--- WHAT THE TASK REQUIRES ---
From the data, copy out every line in which the word "title" appears.
*** Block opens ***
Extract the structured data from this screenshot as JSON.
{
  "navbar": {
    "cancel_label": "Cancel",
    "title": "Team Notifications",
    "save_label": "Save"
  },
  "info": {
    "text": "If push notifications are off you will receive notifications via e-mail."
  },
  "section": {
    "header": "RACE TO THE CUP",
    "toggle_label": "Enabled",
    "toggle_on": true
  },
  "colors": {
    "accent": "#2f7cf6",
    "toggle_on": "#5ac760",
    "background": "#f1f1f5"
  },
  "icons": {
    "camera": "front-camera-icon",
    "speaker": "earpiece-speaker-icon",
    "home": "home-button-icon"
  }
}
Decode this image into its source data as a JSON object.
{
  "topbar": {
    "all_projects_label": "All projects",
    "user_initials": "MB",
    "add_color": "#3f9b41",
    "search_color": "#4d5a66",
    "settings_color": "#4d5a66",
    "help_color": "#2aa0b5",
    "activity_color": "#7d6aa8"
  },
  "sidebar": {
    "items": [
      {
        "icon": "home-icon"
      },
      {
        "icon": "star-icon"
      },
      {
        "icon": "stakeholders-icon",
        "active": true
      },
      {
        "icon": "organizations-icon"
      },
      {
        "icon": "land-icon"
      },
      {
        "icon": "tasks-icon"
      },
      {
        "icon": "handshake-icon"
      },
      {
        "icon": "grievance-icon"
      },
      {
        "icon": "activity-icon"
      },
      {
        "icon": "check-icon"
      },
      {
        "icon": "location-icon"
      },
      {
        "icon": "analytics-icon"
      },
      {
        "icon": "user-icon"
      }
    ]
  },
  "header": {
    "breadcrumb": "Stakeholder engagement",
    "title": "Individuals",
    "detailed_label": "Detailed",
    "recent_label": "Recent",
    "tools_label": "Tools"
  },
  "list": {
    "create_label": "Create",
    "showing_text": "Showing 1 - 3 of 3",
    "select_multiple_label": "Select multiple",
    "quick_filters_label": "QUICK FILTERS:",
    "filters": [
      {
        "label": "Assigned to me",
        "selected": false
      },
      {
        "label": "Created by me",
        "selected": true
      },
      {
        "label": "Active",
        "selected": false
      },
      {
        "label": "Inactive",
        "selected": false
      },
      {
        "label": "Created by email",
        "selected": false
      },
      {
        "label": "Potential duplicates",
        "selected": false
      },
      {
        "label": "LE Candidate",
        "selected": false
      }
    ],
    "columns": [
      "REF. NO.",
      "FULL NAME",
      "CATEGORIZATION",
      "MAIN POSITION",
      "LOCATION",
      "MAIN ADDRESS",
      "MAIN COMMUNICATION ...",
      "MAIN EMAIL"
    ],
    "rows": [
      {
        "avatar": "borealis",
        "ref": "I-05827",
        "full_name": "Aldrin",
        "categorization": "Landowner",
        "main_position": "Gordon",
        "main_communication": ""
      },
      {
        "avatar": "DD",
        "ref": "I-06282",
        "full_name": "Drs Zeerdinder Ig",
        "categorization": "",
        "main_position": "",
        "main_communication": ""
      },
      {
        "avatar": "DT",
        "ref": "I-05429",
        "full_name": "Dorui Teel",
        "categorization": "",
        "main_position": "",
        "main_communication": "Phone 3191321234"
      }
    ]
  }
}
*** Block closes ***
--- RESPONSE BOX ---
    "title": "Team Notifications",
    "title": "Individuals",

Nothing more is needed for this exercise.